- Employers are not required to pay or reimburse the costs of testing of unvaccinated employees under the ETS—employers can require that unvaccinated employees pay for the testing, with some caveats. The same is true of masks/face coverings for unvaccinated employees.
- But . . . employers must carefully review and analyze state laws that might require the costs of testing to be paid by an employer. In addition, for employees who request and are approved for a reasonable accommodation based on medical/disability or religious reasons (as opposed to an employee who opts out of vaccination for personal reasons), employers will need to carefully examine and analyze whether it should pay for testing costs as part of any reasonable accommodation under applicable law.
- Employers must carefully examine whether they have any duty to pay for the time spent getting tested by non-exempt employees under the Fair Labor Standards Act, particularly if the testing takes place during regular working hours or in the middle of a shift.
- Unvaccinated employees must properly wear a face covering that meets the ETS standards when indoors and occupying a vehicle with another person for work purposes, with limited exceptions.
- Employers are not required by the ETS to pay for or reimburse the cost of face coverings for unvaccinated employees, subject to conflicting state law and/or reasonable accommodation under Title VII and the ADA.
- Limited exceptions to face coverings (for unvaccinated employees) are: (i) when an employee is alone in a room with floor to ceiling walls and a closed door, (ii) for a limited time while eating or drinking or for identification purposes, (iii) when wearing a respirator or facemask, or (iv) where the use of face coverings is infeasible or creates a greater hazard.
Proof of Vaccination / Recordkeeping
- Employers must maintain records of vaccination and a “roster” of each employee’s vaccination status, including whether they are fully vaccinated, partially vaccinated, not fully vaccinated because of a medical or religious accommodation, or not fully vaccinated for other reasons.
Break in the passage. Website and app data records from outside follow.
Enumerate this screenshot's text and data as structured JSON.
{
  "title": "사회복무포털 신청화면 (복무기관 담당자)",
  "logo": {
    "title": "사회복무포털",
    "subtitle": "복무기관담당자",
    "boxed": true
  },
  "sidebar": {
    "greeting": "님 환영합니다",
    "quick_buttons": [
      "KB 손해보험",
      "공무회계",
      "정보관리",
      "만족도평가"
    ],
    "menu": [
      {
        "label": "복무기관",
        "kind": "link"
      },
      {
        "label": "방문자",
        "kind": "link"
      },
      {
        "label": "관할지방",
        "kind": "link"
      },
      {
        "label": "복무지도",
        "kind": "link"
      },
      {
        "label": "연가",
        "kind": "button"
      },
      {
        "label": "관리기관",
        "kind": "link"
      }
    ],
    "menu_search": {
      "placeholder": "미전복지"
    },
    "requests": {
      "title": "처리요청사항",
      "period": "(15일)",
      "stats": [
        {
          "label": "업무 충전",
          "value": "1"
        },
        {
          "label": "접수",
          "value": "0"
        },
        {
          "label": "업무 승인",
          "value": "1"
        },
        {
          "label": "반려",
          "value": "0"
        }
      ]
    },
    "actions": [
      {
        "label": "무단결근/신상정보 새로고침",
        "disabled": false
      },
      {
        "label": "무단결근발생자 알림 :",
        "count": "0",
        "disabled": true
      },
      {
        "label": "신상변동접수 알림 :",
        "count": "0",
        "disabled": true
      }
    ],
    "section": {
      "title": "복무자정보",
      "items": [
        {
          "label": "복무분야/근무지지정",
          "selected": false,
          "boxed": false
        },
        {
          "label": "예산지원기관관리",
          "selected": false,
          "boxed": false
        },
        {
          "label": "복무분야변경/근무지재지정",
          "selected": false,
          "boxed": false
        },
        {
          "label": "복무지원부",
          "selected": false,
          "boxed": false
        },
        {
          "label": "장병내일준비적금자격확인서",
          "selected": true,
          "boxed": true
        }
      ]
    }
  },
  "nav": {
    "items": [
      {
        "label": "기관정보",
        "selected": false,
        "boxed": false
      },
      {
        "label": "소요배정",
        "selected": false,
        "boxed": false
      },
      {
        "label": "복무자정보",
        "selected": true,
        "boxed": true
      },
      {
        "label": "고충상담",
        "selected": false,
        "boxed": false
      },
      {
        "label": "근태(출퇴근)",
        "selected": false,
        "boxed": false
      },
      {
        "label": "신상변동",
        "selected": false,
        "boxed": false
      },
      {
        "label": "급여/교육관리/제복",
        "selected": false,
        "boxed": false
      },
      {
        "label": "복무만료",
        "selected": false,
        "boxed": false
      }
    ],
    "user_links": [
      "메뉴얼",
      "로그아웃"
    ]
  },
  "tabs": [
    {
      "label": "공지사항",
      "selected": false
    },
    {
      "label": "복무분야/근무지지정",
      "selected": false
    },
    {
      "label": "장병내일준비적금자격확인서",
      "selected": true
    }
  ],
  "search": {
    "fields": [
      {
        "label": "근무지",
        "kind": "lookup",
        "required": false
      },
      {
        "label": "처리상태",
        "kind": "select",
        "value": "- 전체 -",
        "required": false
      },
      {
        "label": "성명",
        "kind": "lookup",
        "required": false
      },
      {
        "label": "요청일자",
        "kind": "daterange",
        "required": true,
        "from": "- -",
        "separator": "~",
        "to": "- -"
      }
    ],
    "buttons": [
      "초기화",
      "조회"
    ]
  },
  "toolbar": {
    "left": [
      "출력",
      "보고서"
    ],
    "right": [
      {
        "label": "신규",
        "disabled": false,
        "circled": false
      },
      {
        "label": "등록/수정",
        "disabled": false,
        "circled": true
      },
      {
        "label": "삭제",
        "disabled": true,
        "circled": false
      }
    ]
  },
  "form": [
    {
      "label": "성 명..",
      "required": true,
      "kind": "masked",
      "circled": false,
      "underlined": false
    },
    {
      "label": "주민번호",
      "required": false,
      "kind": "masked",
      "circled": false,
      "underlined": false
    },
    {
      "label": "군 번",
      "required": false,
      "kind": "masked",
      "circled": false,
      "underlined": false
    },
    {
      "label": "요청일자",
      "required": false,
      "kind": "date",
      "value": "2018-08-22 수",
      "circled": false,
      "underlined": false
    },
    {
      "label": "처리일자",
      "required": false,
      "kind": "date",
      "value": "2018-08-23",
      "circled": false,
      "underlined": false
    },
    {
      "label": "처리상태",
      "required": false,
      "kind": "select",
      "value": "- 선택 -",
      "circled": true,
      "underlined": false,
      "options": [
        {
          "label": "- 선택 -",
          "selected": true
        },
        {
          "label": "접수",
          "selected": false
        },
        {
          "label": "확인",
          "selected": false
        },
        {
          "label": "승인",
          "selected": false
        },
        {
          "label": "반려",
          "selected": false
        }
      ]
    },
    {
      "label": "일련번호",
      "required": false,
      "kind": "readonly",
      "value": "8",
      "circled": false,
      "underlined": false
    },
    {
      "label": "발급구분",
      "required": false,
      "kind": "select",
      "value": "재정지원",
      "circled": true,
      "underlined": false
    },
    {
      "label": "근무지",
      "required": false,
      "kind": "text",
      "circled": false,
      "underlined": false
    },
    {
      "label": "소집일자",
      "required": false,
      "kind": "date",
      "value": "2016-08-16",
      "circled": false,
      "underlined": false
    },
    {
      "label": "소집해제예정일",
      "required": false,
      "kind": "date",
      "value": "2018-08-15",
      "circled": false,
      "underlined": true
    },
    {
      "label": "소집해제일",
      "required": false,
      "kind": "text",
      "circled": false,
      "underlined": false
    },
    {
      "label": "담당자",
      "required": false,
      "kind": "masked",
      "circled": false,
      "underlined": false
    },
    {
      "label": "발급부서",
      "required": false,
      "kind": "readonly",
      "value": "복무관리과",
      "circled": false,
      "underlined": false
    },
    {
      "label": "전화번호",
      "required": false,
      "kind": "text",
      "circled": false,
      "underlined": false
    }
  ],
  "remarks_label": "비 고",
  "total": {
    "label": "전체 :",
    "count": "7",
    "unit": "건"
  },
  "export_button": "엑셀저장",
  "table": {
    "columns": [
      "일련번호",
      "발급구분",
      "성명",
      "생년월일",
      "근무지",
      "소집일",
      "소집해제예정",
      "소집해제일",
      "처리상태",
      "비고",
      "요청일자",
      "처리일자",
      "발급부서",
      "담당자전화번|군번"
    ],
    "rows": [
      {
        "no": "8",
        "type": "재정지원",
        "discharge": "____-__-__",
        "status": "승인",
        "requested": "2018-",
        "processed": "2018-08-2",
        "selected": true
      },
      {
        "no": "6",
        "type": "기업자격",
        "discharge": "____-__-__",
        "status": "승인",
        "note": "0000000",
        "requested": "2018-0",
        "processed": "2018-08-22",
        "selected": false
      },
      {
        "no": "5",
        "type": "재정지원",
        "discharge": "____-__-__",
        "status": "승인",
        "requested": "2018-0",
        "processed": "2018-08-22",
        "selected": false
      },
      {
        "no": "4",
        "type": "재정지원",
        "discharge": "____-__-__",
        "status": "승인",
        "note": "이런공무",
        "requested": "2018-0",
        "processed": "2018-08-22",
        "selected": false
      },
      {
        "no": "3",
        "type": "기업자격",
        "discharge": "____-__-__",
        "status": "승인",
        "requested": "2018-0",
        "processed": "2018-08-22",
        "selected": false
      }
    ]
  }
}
- Unlike Executive Order 14042, employees must provide and employers must maintain proof of vaccination—i.e., physical or digital copies of vaccination records. This includes (i) a physical copy, (ii) a digital photograph, (iii) a scanned image, or (iv) a PDF, that clearly and legibly displays the necessary vaccination information.
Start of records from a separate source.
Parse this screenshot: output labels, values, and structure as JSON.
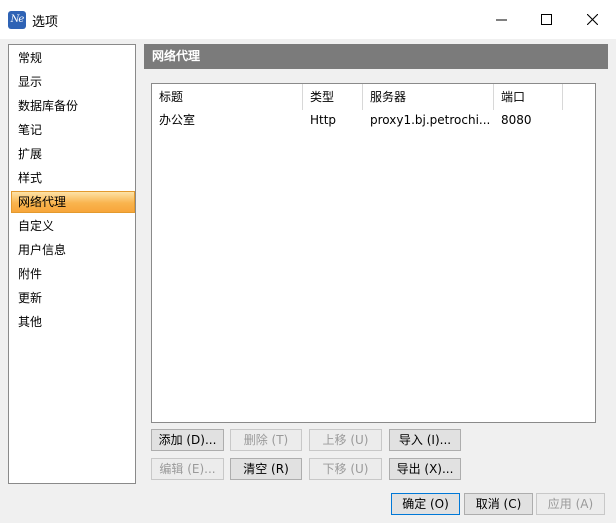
{
  "window": {
    "title": "选项",
    "app_icon_text": "Ne"
  },
  "nav": {
    "items": [
      {
        "label": "常规"
      },
      {
        "label": "显示"
      },
      {
        "label": "数据库备份"
      },
      {
        "label": "笔记"
      },
      {
        "label": "扩展"
      },
      {
        "label": "样式"
      },
      {
        "label": "网络代理",
        "selected": true
      },
      {
        "label": "自定义"
      },
      {
        "label": "用户信息"
      },
      {
        "label": "附件"
      },
      {
        "label": "更新"
      },
      {
        "label": "其他"
      }
    ]
  },
  "section": {
    "title": "网络代理"
  },
  "proxy_table": {
    "columns": [
      "标题",
      "类型",
      "服务器",
      "端口"
    ],
    "rows": [
      [
        "办公室",
        "Http",
        "proxy1.bj.petrochi...",
        "8080"
      ]
    ]
  },
  "proxy_buttons": {
    "add": "添加 (D)...",
    "delete": "删除 (T)",
    "move_up": "上移 (U)",
    "import": "导入 (I)...",
    "edit": "编辑 (E)...",
    "clear": "清空 (R)",
    "move_down": "下移 (U)",
    "export": "导出 (X)..."
  },
  "dialog_buttons": {
    "ok": "确定 (O)",
    "cancel": "取消 (C)",
    "apply": "应用 (A)"
  },
  "colors": {
    "selected_nav": "#f9b44e",
    "section_header": "#7b7b7b",
    "default_button_border": "#0078d7"
  }
}
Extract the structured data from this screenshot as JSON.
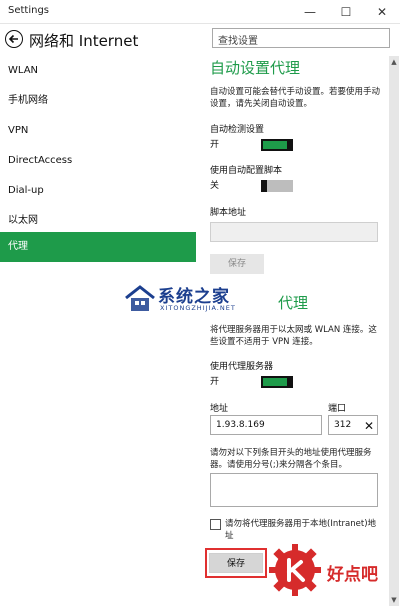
{
  "window": {
    "title": "Settings",
    "minimize": "—",
    "maximize": "☐",
    "close": "✕"
  },
  "header": {
    "title": "网络和 Internet",
    "search_placeholder": "查找设置"
  },
  "sidebar": {
    "items": [
      {
        "label": "WLAN"
      },
      {
        "label": "手机网络"
      },
      {
        "label": "VPN"
      },
      {
        "label": "DirectAccess"
      },
      {
        "label": "Dial-up"
      },
      {
        "label": "以太网"
      },
      {
        "label": "代理"
      }
    ],
    "active_index": 6
  },
  "auto_proxy": {
    "heading": "自动设置代理",
    "description": "自动设置可能会替代手动设置。若要使用手动设置，请先关闭自动设置。",
    "detect_label": "自动检测设置",
    "detect_state": "开",
    "script_label": "使用自动配置脚本",
    "script_state": "关",
    "address_label": "脚本地址",
    "address_value": "",
    "save_label": "保存"
  },
  "manual_proxy": {
    "heading": "代理",
    "description": "将代理服务器用于以太网或 WLAN 连接。这些设置不适用于 VPN 连接。",
    "use_label": "使用代理服务器",
    "use_state": "开",
    "address_label": "地址",
    "address_value": "1.93.8.169",
    "port_label": "端口",
    "port_value": "312",
    "exceptions_desc": "请勿对以下列条目开头的地址使用代理服务器。请使用分号(;)来分隔各个条目。",
    "exceptions_value": "",
    "local_checkbox_label": "请勿将代理服务器用于本地(Intranet)地址",
    "local_checked": false,
    "save_label": "保存"
  },
  "watermarks": {
    "site1_name": "系统之家",
    "site1_url": "XITONGZHIJIA.NET",
    "site2_name": "好点吧"
  },
  "colors": {
    "accent": "#1e9b4a",
    "highlight": "#e03030"
  }
}
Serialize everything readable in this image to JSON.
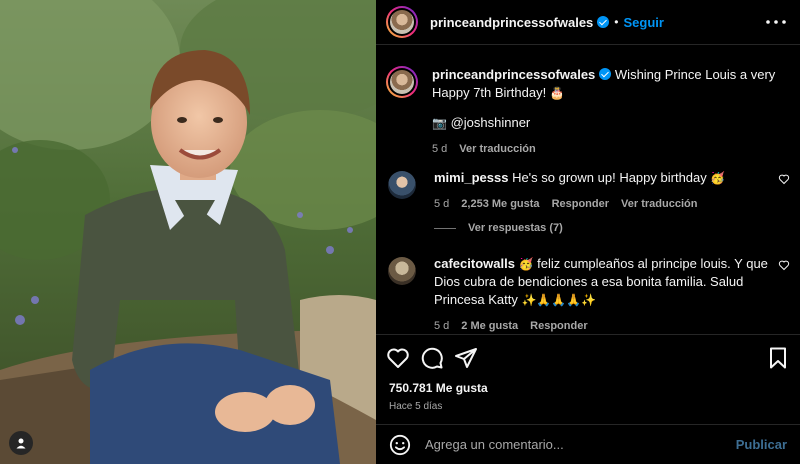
{
  "post": {
    "username": "princeandprincessofwales",
    "follow_label": "Seguir",
    "separator": "•",
    "caption_text": "Wishing Prince Louis a very Happy 7th Birthday!",
    "caption_emoji": "🎂",
    "credit_emoji": "📷",
    "credit_handle": "@joshshinner",
    "caption_age": "5 d",
    "caption_translate": "Ver traducción"
  },
  "comments": [
    {
      "username": "mimi_pesss",
      "text": "He's so grown up! Happy birthday",
      "emoji": "🥳",
      "age": "5 d",
      "likes": "2,253 Me gusta",
      "reply": "Responder",
      "translate": "Ver traducción",
      "view_replies": "Ver respuestas (7)"
    },
    {
      "username": "cafecitowalls",
      "emoji_lead": "🥳",
      "text": "feliz cumpleaños al principe louis. Y que Dios cubra de bendiciones a esa bonita familia. Salud Princesa Katty",
      "emoji_tail": "✨🙏🙏🙏✨",
      "age": "5 d",
      "likes": "2 Me gusta",
      "reply": "Responder"
    }
  ],
  "actions": {
    "icons": [
      "heart-icon",
      "comment-icon",
      "share-icon",
      "bookmark-icon"
    ]
  },
  "likes_count": "750.781 Me gusta",
  "posted_time": "Hace 5 días",
  "comment_box": {
    "placeholder": "Agrega un comentario...",
    "publish_label": "Publicar"
  },
  "colors": {
    "accent": "#0095f6",
    "background": "#000000",
    "muted": "#a8a8a8",
    "publish_disabled": "#3d6e93"
  }
}
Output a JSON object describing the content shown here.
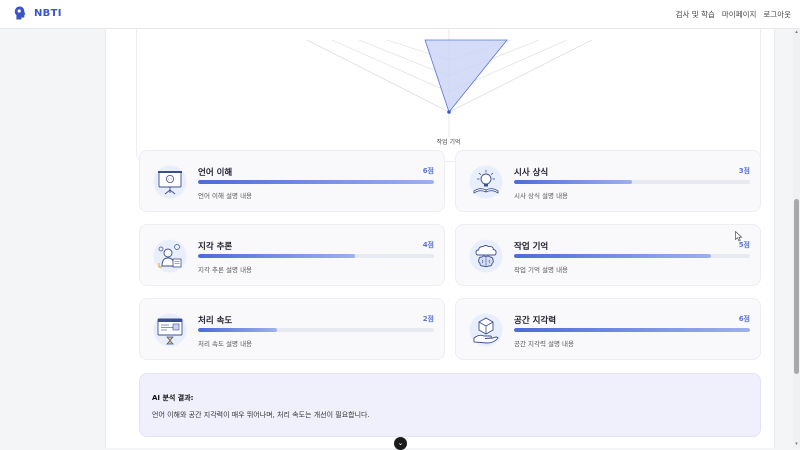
{
  "header": {
    "logo_text": "NBTI",
    "nav": [
      "검사 및 학습",
      "마이페이지",
      "로그아웃"
    ]
  },
  "radar": {
    "bottom_label": "작업 기억"
  },
  "cards": [
    {
      "title": "언어 이해",
      "score": "6점",
      "level": 1.0,
      "desc": "언어 이해 설명 내용",
      "icon": "presentation-board-icon"
    },
    {
      "title": "시사 상식",
      "score": "3점",
      "level": 0.5,
      "desc": "시사 상식 설명 내용",
      "icon": "open-book-lightbulb-icon"
    },
    {
      "title": "지각 추론",
      "score": "4점",
      "level": 0.667,
      "desc": "지각 추론 설명 내용",
      "icon": "reasoning-thinker-icon"
    },
    {
      "title": "작업 기억",
      "score": "5점",
      "level": 0.833,
      "desc": "작업 기억 설명 내용",
      "icon": "cloud-brain-icon"
    },
    {
      "title": "처리 속도",
      "score": "2점",
      "level": 0.333,
      "desc": "처리 속도 설명 내용",
      "icon": "computer-hourglass-icon"
    },
    {
      "title": "공간 지각력",
      "score": "6점",
      "level": 1.0,
      "desc": "공간 지각력 설명 내용",
      "icon": "hand-cube-icon"
    }
  ],
  "ai": {
    "title": "AI 분석 결과:",
    "text": "언어 이해와 공간 지각력이 매우 뛰어나며, 처리 속도는 개선이 필요합니다."
  },
  "colors": {
    "accent": "#4d6bd9",
    "accent_light": "#9fb0ef",
    "ai_box_bg": "#f0f0fd"
  }
}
- Employers must also maintain records of each test result required to be provided by employees.
- The records and roster are considered to be employee medical records and must be confidentially and securely maintained in accordance with applicable law, including under the ADA.
- Acceptable proof of vaccination includes: (i) record of immunization from a health care provider or pharmacy, (ii) copy of the US COVID-19 Vaccination Record Card, (iii) copy of medical records documenting the vaccination, (iv) copy of immunization records from a public health, state or tribal immunization information system, or (v) copy of other official documentation that contains the type of vaccine administered, date(s) of administration, the name of the health care professional(s) or clinic site(s) administering the vaccines.
- While employers are not required to monitor for or detect fraud, they may not knowingly accept and maintain fraudulent records, and they must notify all employees of the potential criminal penalties for knowingly supplying false statements or documentations.
© Arnold & Porter Kaye Scholer LLP 2021 All Rights Reserved. This Advisory is intended to be a general summary of the law and does not constitute legal advice. You should consult with counsel to determine applicable legal requirements in a specific fact situation.